MORNINGTON Peninsula Shire has agreed to change land use definitions, increase building heights and the number of dwellings at the Martha Cove residential and marina development at Safety Beach.
Amendments to the planning permit approved by the shire last month give the green light for buildings apartments and shops in the area designated Martha Cove Village Centre.
The number of dwellings allowed at Martha Cove is now 1167, an increase of 114.
The original Martha Cove permit was issued in 1999 and in 2002 City Pacific estimated the project at $650 million, including 900 residences.
The latest successful application to amend the planning permit follows a presentation to councillors in January by Sydney-based developer Denarke Pty Ltd ATF Martha Cove Vineyard No. 1 Trust, a company which is also selling housing sites and boat berths at nearby Brindabella Point. Denarke bought the land in 2014.
Councillors were divided on the issue, with Crs Antonella Celi, David Gibb, Tim, Wood, David Garnock and Graeme Pittock being in favour and Crs Hugh Fraser, Tim Rodgers, Bev Colomb and Andrew Dixon against.
As part of its application to amend the permit, Denarke provided councillors with traffic and commercial impact reports from consultants it had hired.
The May 2016 traffic report by Ratio: consultants states: “The provision of a substantial surplus in parking provision, especially on-street parking for residential visitors and retail commercial uses customers and other visitors, will ensure sufficient provision for even the highest summer holiday season peak demands.”
The economic impact assessment by MacroPlan Dimasi showed the planned shops would have “some impacts” on shops at Dromana and Mt Martha but “it can be concluded that a net community benefit will result from the proposed development, particularly as the development will provide greatly increased shopping choice for local residents while also creating job opportunities for the local community”.
Buildings heights are also being varied to allow 10 metres in five areas as well as the Martha Cove Village Centre.
Roofs and facades can exceed eight metres elsewhere providing the “internal floor levels [are not] raised above levels that would be achieved if the overall height limit was eight metres”.
In an extended description, “harbour commercial facilities” can now include art gallery, bank, nursery (retail), post office, service shop, shop, showroom, sail maker, spar maker, boat rigger, flag maker, take away food tavern, totalisator agency, restaurant and, office.
The approved plans for the 6.4 hectare Martha Cove Village Centre include a “marina hub” with a cafe and support facilities and services for the marina, one 1000 square metre shop, several small shops and a 200-seat restaurant.

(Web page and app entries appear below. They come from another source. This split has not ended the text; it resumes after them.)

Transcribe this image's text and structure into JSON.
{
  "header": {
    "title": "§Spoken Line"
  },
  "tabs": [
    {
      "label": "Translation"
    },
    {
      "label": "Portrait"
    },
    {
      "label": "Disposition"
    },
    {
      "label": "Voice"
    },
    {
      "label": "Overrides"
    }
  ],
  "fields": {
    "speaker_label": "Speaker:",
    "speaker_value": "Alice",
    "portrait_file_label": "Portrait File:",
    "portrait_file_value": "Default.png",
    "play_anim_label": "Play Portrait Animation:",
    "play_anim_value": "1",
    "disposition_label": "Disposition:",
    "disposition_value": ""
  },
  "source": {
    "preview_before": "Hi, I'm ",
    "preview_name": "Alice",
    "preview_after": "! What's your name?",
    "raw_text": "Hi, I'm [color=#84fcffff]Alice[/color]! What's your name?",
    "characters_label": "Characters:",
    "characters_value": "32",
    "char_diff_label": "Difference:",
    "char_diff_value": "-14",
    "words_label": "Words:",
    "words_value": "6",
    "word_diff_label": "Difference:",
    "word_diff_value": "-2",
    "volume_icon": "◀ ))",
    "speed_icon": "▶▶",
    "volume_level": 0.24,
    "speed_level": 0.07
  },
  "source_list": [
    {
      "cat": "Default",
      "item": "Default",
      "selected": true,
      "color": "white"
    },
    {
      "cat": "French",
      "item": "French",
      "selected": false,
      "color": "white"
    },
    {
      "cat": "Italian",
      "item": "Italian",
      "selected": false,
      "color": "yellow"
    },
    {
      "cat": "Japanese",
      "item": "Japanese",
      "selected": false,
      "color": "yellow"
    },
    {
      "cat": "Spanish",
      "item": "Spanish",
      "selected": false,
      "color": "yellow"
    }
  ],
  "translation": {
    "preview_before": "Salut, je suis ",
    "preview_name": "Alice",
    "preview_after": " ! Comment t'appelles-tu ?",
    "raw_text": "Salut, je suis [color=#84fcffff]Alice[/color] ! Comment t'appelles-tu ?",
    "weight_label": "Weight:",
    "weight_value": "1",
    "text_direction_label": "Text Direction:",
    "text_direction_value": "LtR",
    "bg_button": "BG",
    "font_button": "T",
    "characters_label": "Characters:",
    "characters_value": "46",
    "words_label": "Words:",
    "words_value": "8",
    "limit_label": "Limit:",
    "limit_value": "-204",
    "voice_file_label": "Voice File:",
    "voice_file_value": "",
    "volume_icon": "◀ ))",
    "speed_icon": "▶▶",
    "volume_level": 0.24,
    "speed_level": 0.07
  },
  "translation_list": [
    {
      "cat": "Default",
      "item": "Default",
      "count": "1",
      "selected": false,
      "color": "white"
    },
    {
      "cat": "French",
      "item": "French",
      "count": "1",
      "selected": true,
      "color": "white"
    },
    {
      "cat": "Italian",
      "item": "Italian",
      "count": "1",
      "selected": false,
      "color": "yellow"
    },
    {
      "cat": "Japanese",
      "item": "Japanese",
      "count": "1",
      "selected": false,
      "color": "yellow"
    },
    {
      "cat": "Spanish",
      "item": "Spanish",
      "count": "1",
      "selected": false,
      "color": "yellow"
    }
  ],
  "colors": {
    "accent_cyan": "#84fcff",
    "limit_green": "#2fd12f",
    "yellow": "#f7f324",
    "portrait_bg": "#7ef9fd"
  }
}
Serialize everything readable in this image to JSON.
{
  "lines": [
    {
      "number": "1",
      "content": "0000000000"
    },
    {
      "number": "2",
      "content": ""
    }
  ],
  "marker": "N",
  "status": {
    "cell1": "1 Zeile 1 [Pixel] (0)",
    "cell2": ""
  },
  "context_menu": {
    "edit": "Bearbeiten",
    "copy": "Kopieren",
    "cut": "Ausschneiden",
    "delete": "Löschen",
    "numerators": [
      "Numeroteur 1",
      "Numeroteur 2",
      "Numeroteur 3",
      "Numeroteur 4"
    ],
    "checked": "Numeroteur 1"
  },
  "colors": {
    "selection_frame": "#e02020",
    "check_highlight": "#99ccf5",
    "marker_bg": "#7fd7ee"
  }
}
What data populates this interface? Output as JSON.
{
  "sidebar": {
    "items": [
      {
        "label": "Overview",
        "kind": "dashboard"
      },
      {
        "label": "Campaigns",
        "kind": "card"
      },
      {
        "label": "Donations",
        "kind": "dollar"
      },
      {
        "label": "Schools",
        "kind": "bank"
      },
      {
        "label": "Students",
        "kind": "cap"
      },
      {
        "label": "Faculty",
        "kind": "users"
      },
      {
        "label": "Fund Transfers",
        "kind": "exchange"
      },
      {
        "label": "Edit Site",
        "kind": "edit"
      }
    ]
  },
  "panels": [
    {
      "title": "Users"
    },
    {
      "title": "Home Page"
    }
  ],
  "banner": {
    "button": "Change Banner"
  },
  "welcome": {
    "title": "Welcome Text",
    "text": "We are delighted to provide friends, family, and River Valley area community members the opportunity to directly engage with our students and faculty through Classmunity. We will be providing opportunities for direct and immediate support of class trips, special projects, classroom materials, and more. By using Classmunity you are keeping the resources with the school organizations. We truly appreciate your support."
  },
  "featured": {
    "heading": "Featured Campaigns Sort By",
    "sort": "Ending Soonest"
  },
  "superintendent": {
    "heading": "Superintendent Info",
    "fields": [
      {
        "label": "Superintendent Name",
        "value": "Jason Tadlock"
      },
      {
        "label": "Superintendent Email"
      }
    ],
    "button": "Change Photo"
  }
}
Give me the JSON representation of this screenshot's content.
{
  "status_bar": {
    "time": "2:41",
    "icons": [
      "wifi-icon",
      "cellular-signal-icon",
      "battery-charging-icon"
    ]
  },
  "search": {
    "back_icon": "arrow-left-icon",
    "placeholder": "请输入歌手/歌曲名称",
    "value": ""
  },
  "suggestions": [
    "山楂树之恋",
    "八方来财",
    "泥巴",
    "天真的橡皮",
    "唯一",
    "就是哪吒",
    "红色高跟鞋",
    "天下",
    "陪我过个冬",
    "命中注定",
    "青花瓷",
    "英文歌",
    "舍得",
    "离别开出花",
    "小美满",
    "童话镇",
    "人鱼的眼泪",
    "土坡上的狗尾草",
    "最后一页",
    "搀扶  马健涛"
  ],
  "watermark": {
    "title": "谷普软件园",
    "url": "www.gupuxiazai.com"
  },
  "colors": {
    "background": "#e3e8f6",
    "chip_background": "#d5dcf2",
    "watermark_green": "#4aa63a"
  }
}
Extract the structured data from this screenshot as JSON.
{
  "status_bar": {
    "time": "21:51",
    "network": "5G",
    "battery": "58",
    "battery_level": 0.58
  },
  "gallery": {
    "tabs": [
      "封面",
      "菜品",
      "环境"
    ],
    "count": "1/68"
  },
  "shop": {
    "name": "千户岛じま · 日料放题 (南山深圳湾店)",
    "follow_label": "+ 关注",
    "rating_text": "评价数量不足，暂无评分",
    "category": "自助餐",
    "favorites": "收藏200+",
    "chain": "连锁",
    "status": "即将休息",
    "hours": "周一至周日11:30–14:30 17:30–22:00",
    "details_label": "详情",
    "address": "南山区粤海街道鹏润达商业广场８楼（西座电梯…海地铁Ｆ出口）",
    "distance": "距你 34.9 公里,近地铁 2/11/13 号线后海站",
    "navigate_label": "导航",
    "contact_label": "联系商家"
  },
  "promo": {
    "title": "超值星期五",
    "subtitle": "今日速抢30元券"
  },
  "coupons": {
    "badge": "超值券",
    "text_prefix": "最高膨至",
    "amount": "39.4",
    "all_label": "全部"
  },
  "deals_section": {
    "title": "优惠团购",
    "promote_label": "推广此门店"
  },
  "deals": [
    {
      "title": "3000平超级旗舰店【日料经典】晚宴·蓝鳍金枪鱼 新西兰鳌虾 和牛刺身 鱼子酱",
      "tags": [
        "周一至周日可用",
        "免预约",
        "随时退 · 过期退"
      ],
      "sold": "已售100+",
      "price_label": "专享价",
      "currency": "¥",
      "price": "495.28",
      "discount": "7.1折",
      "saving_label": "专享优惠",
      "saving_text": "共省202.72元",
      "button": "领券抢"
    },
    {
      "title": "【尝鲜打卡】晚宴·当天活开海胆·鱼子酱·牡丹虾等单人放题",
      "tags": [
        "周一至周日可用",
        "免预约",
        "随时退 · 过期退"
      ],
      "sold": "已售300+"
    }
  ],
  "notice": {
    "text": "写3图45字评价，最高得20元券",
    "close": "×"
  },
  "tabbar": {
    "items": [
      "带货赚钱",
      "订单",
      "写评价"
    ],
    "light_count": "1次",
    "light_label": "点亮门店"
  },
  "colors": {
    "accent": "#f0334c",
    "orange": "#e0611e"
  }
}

The largest part of the site is devoted to housing: 215 apartments and 100 “townhomes”.
A public space – Anchorage Park – lies behind a block of three-storey apartments and three-level homes.
The proposal presented to councillors in January was outlined in a large, glossy 168-page Martha Cove Village Centre Development Plan Report (“Shire asked to clear Martha Cove plans”, The News 5/4/16).
The proposal is described as “a contemporary interpretation of the peninsula character”, and cites developments in Florida, Sweden, France, Spain, Perth and Queensland (Paradise Point) under the heading “Project Exemplars + Precedence”.
The village centre for Martha Cove is also described as “a habitat of modern lifestyle inspired by the spirit of the Mornington Peninsula”.
The village centre site is proposed to be subdivided into 13 “superlots”, either for apartments, “townhomes” or shops.
In one part of the document setbacks are described as “minimal” so they will “contribute to the urban character of the village centre”. Further on in the document most superlot setbacks are described as “zero”.